It’s an issue Block feels strongly about, especially in light of widespread unemployment caused by the COVID-19 pandemic.
“Now more than ever, with COVID-19 and with the economic situation, being able to help more women access prenatal care and have positive birth outcomes would be incredibly meaningful,” says Block, who worked on health care issues for U.S. Senator Catherine Cortez Masto’s office in Reno. “To help [Gorelow’s] idea come to fruition would be absolutely amazing.”
Through the class, Block said she gained a lot of valuable knowledge pertaining to the legislative process. “We learned about lobbying in the most granular way, [such as] how to address committee members, what the rules are in Nevada for how a committee is run, and some best practices for making a presentation if you’re going to go before a legislator and try to pass a bill.”
Block and her fellow Boyd Law students will have to wait until the Nevada Legislature convenes in 2021 to see if their work passes the ultimate test.
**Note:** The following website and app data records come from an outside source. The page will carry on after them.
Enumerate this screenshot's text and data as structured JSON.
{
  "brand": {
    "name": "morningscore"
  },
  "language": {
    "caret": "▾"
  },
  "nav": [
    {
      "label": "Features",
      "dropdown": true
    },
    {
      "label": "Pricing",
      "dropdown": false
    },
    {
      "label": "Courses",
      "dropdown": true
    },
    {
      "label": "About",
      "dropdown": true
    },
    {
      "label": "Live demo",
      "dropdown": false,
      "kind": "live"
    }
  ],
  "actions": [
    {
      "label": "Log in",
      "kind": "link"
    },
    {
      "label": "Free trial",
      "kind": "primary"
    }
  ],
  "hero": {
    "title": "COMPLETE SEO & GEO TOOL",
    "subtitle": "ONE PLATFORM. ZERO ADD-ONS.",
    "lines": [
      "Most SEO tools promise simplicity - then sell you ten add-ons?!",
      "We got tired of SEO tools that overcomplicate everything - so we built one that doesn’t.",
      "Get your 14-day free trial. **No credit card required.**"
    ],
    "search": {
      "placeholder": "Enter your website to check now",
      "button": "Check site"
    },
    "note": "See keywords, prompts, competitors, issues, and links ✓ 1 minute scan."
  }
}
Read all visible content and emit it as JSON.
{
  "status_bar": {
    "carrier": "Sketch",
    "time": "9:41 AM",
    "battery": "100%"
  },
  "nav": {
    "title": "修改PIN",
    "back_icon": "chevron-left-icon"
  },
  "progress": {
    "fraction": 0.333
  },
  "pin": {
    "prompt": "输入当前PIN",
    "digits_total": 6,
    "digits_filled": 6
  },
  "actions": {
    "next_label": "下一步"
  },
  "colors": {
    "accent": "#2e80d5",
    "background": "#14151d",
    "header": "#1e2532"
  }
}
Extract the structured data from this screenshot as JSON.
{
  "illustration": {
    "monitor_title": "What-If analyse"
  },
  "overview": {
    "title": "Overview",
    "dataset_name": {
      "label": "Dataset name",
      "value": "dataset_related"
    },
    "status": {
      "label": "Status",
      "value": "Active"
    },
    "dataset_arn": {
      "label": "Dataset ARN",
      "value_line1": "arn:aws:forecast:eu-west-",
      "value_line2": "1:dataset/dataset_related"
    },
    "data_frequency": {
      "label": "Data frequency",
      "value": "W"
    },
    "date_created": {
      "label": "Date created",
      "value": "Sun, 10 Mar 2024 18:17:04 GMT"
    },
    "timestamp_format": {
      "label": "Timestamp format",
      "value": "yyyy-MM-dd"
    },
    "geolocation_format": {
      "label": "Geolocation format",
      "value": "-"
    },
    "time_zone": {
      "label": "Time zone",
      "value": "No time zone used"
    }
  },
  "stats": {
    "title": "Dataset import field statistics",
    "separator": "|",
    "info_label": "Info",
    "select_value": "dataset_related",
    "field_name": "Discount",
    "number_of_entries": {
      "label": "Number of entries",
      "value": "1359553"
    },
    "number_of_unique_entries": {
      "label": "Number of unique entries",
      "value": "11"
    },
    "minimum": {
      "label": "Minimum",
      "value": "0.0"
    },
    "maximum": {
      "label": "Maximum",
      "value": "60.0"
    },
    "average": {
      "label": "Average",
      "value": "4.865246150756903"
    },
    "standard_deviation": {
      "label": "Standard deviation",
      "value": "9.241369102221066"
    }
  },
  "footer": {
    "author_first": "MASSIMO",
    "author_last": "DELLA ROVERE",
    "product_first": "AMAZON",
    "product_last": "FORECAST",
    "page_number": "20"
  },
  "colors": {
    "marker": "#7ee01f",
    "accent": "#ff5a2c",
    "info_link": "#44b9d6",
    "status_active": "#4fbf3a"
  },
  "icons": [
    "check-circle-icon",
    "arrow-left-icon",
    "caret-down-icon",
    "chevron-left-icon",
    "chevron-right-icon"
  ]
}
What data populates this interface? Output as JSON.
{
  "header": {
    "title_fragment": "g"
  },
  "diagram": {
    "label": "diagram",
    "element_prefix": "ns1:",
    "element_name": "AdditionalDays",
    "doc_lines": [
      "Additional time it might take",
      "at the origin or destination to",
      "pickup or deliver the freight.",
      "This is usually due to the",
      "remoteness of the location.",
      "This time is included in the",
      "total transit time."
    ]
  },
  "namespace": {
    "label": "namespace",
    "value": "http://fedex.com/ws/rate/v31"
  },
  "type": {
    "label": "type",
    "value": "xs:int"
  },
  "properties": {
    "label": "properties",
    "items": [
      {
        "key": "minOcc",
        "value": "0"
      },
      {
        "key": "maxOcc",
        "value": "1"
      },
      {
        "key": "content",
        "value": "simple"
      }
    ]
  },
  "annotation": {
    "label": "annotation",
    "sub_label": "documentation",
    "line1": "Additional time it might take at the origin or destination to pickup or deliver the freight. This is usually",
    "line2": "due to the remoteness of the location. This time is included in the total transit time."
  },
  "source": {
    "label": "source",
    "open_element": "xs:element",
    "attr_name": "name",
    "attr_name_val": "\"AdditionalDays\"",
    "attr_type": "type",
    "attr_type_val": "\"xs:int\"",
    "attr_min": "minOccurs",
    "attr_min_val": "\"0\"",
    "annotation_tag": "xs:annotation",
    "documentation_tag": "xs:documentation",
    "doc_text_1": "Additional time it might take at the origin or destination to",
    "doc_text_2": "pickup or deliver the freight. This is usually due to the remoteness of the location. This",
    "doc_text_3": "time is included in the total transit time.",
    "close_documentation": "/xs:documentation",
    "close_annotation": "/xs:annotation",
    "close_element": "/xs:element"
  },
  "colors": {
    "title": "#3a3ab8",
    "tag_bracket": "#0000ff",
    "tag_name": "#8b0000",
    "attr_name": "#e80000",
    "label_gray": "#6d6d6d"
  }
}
However, one thing is known: Their professor will have a front-row seat in Carson City as a freshman member of the Nevada State Assembly. That’s because Orentlicher won the Democratic primary for Assembly District 20 in June and faced no opposition for the seat in the November general election.